They call it the hurry disease. Are you addicted to adrenaline? And more importantly, are you setting yourself up for workplace burnout?
It's everywhere, schools, boardrooms, hospitals, churches, municipal offices, stores and anyplace else you might care to mention. Wherever you have people who are racing to activity and crunched by unreal expectations and timelines you will find adrenaline addiction. That's why there are so many Internet searches for nursing burnout, executive burnout and stress management information. Stressed people want real live help.
Here is the simple lay version of how adrenaline works. You need to know this because controlling adrenaline is one of the critical factors in reducing stress.
The brain says, “Get ready for action. "
A signal goes to the adrenal gland.
The adrenal gland releases adrenaline to marshal the body for action.
Adrenaline heads for the brain to keep it awake and alert.
Adrenaline causes the heart to pump harder so blood can get to every part that will need to act.
Adrenaline heads for the muscles so they can tense up ready to move.
Adrenaline heads for the stomach so it can more quickly digest food for the increased energy that will be required to act.
Blood is removed from the extremities so it can be reassigned to needed organs.
In brief, vital organs are on high alert so the perceived need can be met. Normally the need is met, high alert is called off, adrenaline levels go down and the body rests.
What are some of the warning signals you might get from sustained adrenaline levels, the kind cause by a hurry, anxiety filled, always-on-call, get it right or get fired lifestyle?

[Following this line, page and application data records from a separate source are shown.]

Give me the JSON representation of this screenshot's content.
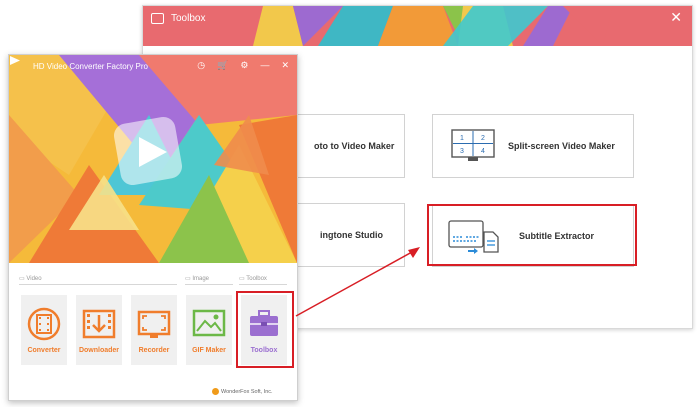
{
  "toolbox_window": {
    "title": "Toolbox",
    "close_glyph": "✕",
    "cards": [
      {
        "label": "oto to Video Maker",
        "icon": "photo-to-video-icon"
      },
      {
        "label": "Split-screen Video Maker",
        "icon": "split-screen-icon",
        "grid": [
          "1",
          "2",
          "3",
          "4"
        ]
      },
      {
        "label": "ingtone Studio",
        "icon": "ringtone-icon"
      },
      {
        "label": "Subtitle Extractor",
        "icon": "subtitle-extractor-icon"
      }
    ]
  },
  "main_window": {
    "title": "HD Video Converter Factory Pro",
    "title_icons": [
      "◷",
      "🛒",
      "⚙",
      "—",
      "✕"
    ],
    "sections": {
      "video": "Video",
      "image": "Image",
      "toolbox": "Toolbox"
    },
    "tiles": [
      {
        "label": "Converter",
        "icon": "film-reel-icon"
      },
      {
        "label": "Downloader",
        "icon": "download-icon"
      },
      {
        "label": "Recorder",
        "icon": "screen-record-icon"
      },
      {
        "label": "GIF Maker",
        "icon": "image-icon"
      },
      {
        "label": "Toolbox",
        "icon": "toolbox-icon"
      }
    ],
    "footer": "WonderFox Soft, Inc."
  },
  "colors": {
    "accent_orange": "#f07d2c",
    "accent_purple": "#9b6fd0",
    "highlight_red": "#d81e25",
    "title_red": "#e86a6f"
  }
}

You have trouble sleeping because the brain stays awake and alert.
You are tired and sluggish because the heart is kept working harder.
The head and back ache because the muscles stay tensed for action.
Assorted stomach problems persist because of increased acid production.
Your hands and feet are cold because blood is redirected elsewhere.
It doesn't take a doctor's analysis for you get the picture. Elevated adrenaline levels caused by sustained stress can lead to all sorts of nasty repercussions.
Does it make sense to do something about it now? Of course. Letting adrenaline levels return to rest is critical.
Here are the questions you need to think seriously about:
- Do you have warning signals that have been ‘sustained'?
- Have you ruled out other medical causes?
- What part would reducing adrenaline levels play in achieving better health for you personally?
- What are you willing to do about it?
- When will you start?
Personal Effectiveness Coach Gary Wood is creator of The Beat Burnout Course and the Personal Effectiveness Program. Gary has worked for over a decade assisting executives, leaders and professionals to beat burnout and less stressfully but more effectively move forward significant causes, projects and programs which make a difference in the lives of people. Helpful resources for dealing with burnout are at http://www.beatburnoutwheretostart.com and http://www.beatburnoutresources.com